Interface dataset entries:
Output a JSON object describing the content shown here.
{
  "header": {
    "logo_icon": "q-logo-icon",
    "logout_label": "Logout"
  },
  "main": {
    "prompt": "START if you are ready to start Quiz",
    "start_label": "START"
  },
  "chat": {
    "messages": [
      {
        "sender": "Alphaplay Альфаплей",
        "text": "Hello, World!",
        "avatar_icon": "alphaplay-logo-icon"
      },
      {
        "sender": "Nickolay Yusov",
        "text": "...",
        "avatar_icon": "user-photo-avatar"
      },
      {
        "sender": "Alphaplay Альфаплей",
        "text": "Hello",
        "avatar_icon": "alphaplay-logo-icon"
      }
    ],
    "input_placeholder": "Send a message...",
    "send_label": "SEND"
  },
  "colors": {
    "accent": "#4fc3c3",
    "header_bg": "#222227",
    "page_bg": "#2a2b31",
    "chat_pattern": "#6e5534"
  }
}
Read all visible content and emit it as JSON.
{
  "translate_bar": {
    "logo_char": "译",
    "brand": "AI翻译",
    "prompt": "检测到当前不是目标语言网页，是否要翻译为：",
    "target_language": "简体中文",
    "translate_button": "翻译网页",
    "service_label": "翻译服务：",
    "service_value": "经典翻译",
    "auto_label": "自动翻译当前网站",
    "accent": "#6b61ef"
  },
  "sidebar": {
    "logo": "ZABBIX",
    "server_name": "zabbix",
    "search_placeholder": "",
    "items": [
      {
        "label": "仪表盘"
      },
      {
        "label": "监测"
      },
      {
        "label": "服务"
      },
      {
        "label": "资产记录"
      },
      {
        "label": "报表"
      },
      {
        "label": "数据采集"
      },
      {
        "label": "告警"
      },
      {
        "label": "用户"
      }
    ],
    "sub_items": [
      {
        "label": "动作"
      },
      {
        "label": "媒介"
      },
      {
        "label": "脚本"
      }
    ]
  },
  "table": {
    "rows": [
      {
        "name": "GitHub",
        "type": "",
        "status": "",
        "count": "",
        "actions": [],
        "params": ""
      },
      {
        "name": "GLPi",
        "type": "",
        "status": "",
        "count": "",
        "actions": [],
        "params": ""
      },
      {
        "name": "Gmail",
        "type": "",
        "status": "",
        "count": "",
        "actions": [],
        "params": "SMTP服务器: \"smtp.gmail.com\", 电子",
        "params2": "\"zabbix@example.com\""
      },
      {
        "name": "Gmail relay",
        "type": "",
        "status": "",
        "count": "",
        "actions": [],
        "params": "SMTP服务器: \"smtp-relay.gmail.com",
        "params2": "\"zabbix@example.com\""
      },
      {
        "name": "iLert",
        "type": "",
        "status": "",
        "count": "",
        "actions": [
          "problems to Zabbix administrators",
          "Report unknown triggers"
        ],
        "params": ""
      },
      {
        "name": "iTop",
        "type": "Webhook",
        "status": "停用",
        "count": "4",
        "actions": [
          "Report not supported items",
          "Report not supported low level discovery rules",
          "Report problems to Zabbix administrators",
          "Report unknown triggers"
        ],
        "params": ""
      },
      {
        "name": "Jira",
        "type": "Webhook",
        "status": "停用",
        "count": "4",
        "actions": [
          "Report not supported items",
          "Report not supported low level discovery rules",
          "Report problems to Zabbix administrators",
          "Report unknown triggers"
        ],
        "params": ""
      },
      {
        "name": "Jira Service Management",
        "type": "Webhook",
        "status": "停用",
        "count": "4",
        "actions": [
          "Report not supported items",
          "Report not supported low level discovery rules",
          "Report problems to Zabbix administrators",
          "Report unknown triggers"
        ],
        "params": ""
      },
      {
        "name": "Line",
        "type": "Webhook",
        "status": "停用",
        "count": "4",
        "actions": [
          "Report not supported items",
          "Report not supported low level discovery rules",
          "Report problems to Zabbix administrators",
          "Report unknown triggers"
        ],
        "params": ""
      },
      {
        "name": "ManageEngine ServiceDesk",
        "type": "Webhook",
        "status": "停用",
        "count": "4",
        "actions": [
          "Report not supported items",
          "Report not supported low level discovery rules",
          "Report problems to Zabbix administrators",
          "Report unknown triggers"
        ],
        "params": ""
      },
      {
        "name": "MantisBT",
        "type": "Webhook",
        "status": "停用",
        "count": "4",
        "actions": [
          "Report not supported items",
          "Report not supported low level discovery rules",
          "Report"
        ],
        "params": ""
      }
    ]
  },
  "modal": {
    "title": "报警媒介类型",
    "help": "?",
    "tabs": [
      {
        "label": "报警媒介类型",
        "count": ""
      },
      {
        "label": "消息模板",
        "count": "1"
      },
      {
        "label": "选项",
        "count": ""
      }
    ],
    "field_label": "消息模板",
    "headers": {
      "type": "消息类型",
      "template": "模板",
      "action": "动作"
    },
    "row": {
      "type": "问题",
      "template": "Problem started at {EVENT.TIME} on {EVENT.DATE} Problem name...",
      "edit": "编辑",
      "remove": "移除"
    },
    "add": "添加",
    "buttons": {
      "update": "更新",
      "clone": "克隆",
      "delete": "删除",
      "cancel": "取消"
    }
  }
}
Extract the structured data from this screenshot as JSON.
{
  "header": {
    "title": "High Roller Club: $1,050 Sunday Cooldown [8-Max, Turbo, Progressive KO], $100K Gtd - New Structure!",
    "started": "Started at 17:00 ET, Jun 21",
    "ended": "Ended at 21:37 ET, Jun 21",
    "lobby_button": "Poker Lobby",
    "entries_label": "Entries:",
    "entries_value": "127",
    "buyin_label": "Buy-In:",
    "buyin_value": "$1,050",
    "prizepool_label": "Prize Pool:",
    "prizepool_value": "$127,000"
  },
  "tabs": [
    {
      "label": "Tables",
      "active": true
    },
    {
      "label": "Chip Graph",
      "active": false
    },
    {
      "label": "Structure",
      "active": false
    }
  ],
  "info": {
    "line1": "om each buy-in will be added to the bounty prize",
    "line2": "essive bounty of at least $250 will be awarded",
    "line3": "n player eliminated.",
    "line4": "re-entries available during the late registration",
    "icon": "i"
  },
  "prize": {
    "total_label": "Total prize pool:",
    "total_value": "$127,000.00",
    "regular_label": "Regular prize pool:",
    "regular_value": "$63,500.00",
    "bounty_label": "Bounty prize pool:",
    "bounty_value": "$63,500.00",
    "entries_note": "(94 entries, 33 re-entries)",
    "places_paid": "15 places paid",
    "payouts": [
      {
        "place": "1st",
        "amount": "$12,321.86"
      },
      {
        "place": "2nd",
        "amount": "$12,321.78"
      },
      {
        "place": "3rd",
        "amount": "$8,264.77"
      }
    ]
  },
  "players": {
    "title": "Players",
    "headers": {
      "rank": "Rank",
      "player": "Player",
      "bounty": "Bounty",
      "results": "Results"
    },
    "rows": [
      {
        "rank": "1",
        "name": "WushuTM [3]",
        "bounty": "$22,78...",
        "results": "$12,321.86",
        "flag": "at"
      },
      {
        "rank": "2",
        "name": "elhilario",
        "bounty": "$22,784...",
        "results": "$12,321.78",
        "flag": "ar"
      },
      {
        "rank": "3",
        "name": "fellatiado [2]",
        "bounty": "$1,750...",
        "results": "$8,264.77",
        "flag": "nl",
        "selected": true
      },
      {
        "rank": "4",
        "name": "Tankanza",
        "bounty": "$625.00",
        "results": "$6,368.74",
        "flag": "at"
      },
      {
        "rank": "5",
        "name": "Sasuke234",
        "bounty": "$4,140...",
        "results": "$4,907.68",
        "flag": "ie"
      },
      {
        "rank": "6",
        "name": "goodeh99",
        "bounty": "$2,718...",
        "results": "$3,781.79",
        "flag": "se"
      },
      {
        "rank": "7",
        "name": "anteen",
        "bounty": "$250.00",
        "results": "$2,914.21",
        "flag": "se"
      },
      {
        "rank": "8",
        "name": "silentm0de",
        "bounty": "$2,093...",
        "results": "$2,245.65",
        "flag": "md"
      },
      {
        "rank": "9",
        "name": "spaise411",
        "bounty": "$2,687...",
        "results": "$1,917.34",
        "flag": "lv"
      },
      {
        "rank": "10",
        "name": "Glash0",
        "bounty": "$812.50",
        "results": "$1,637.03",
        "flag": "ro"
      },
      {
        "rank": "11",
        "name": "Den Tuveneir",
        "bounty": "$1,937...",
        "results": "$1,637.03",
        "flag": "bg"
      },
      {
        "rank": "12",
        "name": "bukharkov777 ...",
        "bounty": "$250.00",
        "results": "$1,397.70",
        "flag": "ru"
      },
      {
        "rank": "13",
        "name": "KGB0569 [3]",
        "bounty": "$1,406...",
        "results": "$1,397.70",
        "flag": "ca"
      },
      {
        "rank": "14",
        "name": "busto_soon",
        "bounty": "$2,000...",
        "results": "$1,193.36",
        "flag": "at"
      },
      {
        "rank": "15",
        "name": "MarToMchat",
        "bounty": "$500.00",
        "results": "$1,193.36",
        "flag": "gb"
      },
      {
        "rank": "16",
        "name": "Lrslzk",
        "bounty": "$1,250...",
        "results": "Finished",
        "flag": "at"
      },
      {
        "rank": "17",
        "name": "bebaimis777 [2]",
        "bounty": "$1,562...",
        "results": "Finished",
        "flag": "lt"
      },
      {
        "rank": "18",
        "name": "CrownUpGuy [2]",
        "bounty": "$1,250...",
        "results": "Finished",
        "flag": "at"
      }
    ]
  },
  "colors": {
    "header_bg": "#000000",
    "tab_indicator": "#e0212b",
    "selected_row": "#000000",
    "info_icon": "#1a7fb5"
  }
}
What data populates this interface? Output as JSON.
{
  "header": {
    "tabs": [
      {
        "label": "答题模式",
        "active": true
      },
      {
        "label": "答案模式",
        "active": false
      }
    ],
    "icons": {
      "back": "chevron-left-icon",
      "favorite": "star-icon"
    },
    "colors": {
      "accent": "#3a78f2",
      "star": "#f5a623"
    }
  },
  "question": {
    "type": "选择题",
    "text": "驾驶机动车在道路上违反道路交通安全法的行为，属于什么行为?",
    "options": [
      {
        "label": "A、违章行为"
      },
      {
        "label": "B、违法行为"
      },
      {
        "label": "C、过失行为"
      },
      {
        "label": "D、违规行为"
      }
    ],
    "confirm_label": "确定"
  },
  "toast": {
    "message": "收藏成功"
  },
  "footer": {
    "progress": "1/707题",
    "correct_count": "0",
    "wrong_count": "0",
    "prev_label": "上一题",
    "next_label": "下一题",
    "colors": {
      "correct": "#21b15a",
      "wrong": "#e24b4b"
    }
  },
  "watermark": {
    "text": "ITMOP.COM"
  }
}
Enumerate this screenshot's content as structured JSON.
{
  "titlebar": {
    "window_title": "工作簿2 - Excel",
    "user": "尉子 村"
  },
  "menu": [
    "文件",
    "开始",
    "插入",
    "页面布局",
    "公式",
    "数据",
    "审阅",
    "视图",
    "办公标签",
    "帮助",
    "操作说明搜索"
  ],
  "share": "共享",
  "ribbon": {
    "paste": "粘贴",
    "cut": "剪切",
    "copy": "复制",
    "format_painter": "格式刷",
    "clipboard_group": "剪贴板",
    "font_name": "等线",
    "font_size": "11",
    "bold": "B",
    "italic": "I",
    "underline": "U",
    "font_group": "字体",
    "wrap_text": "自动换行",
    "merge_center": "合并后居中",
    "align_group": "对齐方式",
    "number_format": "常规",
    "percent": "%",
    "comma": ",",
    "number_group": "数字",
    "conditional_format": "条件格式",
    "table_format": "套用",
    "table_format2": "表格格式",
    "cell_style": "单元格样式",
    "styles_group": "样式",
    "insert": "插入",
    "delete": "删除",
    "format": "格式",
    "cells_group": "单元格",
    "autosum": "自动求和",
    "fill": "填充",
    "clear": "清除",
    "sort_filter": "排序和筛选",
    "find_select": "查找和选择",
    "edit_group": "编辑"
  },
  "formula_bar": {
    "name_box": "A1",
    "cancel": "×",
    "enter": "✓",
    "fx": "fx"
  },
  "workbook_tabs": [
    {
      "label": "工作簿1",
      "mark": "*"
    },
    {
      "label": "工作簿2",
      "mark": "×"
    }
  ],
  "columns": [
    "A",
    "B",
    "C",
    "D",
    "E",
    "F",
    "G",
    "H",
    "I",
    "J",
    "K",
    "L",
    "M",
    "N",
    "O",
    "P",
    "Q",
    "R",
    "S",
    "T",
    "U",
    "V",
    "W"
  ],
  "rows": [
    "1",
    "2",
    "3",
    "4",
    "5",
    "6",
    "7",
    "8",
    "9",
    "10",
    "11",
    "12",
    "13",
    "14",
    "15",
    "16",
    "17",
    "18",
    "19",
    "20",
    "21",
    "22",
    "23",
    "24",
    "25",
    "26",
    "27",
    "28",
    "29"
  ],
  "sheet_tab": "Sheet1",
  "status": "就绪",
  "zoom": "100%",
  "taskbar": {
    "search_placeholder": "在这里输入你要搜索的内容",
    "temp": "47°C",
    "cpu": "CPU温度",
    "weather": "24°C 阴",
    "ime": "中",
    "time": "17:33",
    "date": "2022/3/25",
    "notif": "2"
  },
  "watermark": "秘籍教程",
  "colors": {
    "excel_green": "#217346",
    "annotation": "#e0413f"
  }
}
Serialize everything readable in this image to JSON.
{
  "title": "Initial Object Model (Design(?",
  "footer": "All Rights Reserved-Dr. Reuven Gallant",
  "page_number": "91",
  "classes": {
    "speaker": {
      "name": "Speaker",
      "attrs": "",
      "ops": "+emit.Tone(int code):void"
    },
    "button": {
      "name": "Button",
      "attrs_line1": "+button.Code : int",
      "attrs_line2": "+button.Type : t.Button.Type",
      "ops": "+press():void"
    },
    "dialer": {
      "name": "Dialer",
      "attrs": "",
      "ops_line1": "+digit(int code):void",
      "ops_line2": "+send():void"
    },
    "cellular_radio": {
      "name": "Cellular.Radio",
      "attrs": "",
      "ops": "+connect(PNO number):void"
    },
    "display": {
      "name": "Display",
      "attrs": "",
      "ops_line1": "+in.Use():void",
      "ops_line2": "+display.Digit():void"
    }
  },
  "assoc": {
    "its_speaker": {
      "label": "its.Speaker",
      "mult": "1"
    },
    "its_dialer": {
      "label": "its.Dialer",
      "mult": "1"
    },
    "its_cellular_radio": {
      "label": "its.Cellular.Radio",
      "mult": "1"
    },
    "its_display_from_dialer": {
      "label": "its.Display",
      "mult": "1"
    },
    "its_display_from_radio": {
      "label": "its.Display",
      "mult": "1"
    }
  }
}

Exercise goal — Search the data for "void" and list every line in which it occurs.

Solution below —
      "ops": "+emit.Tone(int code):void"
      "ops": "+press():void"
      "ops_line1": "+digit(int code):void",
      "ops_line2": "+send():void"
      "ops": "+connect(PNO number):void"
      "ops_line1": "+in.Use():void",
      "ops_line2": "+display.Digit():void"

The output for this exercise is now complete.